The recent flooding and storm damage brought on by Hurricane Harvey in Texas, is a timely reminder of the need to have a very sound disaster recovery plan for your data centre that has been tested as much as possible, and which anticipates as much as possible what could go wrong in the event of a catastrophe.
Each natural disaster that takes place is a wakeup call for data centre operators around the globe. It is also a timely reminder to the customers of those operators, that even if they have outsourced some of their risk by contracting with a cloud or data centre provider to manage their infrastructure, assuring their data is protected and ICT services are available in the event of a disaster is ultimately their responsibility.
That said – given the magnitude of Hurricane Harvey, the first major hurricane to hit the USA in over 10 years, there were several cases of data centres successfully weathering the storm, despite absolutely devastating conditions.
- Some of the major challenges facing the Texas Data Centre Operators included:-
a. Flooding. Not just the risk to the facility, but the fact that roads were impassable. This raised issues such as access by staff (many of whom either volunteered to stay, or could not get to work or were trapped at work), customers and ultimately fuel deliveries for generators.
- b. Power outages. The biggest challenge is continuous power to the data centre, and the need for backup generators in the event of major power loss. Fuel deliveries could be delayed because of the flooded roads around the facility, despite the fact that many data centre operators have national fuel delivery contracts that put them immediately behind hospitals, first responders and other public safety organisations. Some companies arranged for staff to work from home but residential areas are normally the first to lose power and communications, and few staff have a backup generator at home!
- c. Manpower and Client assistance. One data centre in Texas moved cots, fresh water and food supplies into its facility in anticipation of critical employees being stranded at the facility due to flooded roads. Another facility had showers and washing machines installed for staff and customers being on-site for extended periods. These initiatives proved to be smart moves because of the extended period of the disaster.
- d. Customer liaison and support. The smarter operators continued to monitor and assess the situation and to keep their customers updated on the status of things.

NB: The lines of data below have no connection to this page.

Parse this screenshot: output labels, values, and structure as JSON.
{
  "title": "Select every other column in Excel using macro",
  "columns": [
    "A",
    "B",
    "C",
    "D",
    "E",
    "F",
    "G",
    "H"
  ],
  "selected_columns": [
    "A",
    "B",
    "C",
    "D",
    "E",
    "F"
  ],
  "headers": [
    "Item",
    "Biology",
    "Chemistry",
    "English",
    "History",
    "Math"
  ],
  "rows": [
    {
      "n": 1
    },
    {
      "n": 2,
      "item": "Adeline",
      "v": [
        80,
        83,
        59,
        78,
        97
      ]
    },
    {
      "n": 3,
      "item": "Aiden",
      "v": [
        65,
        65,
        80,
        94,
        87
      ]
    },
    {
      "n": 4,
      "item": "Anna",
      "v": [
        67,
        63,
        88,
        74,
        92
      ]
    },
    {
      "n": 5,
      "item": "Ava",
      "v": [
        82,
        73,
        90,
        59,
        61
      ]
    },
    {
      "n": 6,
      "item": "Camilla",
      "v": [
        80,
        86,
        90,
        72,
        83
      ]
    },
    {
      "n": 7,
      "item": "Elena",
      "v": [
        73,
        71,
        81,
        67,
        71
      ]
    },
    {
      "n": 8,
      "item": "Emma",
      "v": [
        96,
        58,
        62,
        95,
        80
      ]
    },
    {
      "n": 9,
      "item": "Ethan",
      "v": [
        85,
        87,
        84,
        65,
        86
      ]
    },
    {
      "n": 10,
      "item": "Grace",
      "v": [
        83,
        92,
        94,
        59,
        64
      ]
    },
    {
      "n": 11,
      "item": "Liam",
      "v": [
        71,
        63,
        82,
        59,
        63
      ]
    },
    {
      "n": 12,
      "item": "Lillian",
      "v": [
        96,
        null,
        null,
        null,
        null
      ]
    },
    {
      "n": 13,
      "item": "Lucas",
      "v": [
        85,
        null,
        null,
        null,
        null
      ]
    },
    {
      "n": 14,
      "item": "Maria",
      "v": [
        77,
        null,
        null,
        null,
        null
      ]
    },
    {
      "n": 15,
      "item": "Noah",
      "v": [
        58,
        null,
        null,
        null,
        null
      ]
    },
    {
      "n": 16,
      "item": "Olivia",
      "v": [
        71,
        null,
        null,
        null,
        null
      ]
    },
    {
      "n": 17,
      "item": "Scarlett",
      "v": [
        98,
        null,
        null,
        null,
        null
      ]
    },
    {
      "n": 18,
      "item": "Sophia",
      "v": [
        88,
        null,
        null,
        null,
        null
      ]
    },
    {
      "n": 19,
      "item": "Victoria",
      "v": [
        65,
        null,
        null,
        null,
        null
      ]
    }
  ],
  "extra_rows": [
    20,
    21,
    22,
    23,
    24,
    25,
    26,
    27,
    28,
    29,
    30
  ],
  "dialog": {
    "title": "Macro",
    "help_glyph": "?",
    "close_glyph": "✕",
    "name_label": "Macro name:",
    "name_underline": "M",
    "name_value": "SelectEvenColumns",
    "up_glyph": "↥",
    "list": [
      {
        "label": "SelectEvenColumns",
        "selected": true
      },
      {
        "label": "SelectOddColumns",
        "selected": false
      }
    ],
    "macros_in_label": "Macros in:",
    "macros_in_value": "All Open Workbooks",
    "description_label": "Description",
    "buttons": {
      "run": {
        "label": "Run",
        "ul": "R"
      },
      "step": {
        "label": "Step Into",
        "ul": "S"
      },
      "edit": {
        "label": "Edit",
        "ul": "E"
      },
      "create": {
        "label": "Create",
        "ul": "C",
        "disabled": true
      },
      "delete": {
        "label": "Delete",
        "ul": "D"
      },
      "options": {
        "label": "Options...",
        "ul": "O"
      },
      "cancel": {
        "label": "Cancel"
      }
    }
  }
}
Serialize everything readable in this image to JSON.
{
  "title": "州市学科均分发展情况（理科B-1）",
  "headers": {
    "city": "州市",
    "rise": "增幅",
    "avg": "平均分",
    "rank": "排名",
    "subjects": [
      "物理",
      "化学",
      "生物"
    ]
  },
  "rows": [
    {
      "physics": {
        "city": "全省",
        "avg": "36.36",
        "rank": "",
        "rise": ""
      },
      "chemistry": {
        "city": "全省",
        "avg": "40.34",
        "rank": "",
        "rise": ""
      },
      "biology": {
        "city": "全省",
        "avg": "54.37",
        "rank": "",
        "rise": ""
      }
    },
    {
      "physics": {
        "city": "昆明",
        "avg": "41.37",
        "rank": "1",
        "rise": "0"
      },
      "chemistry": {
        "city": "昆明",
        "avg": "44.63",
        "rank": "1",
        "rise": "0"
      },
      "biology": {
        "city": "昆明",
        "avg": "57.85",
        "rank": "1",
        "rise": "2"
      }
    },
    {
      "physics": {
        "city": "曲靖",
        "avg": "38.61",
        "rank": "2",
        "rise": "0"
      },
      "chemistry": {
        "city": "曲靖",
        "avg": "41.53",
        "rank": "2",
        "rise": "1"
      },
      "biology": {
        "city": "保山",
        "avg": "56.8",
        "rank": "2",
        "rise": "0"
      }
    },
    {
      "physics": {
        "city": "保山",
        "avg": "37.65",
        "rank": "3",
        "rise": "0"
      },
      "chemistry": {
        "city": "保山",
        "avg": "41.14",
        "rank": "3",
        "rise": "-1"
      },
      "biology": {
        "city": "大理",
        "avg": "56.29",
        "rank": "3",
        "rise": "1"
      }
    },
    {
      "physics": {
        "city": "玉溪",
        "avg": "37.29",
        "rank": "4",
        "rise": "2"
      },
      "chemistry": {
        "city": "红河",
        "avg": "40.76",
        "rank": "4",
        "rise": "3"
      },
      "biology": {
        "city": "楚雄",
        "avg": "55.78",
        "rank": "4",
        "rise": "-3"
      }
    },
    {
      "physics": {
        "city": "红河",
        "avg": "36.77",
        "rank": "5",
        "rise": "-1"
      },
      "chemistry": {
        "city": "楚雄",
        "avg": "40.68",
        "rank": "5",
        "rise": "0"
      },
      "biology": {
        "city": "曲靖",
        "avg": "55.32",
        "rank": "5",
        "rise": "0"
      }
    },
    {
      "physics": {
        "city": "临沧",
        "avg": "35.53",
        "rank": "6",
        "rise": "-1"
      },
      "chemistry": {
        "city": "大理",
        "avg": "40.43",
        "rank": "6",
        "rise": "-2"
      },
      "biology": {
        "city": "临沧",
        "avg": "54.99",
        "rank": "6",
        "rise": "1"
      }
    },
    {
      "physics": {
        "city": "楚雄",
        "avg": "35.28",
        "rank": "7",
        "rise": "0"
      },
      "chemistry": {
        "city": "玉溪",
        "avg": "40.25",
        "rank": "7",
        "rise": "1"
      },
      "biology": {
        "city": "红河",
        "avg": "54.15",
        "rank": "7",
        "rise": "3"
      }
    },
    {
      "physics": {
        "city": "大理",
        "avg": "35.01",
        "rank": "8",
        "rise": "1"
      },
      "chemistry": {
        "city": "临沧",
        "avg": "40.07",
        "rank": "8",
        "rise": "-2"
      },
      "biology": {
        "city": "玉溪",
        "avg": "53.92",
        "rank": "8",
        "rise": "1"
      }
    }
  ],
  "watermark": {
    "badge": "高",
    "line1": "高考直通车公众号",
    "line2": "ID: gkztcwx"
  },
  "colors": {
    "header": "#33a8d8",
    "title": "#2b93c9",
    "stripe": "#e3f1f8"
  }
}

Given the unpredictable nature of events, it is important to reassure customers (or stakeholders in the case of in-house facilities) and to ensure they themselves have disaster recovery plans in place for their own local systems.
It is worth remembering that Australia’s ICT Infrastructure has also been hit by significant storm and flood events – in 2010 and 2011 in Melbourne – then in 2012 in Brisbane – each time causing extensive damage to major datacentres and clients.
There is evidence to suggest that such occurrences are likely to multiply. A recent UK climate change report highlighted the potential risks to British Infrastructure – noting that flooding as a result of changes in weather patterns and increased rainfall poses the greatest risk of all, despite redundancy measures taken by the ICT industry.
The bottom line for Australian data centres, whether in-house, colocation, or cloud based – is the need for robust, redundant, regularly tested systems, and a well- structured and prepared disaster recovery plan, able to be implemented in the event of flooding or (in Australia particularly) bushfire.
The lessons from Texas are that, even though the facility itself may not be in direct danger from a catastrophic event, the reliance on support structures including staff, roads, supply chain challenges, are critical. Almost all data centre operators assume short term chaos, but if roads and other infrastructure remain affected for an extended period, as has happened in Texas, everyone needs to anticipate and have a “PLAN B”.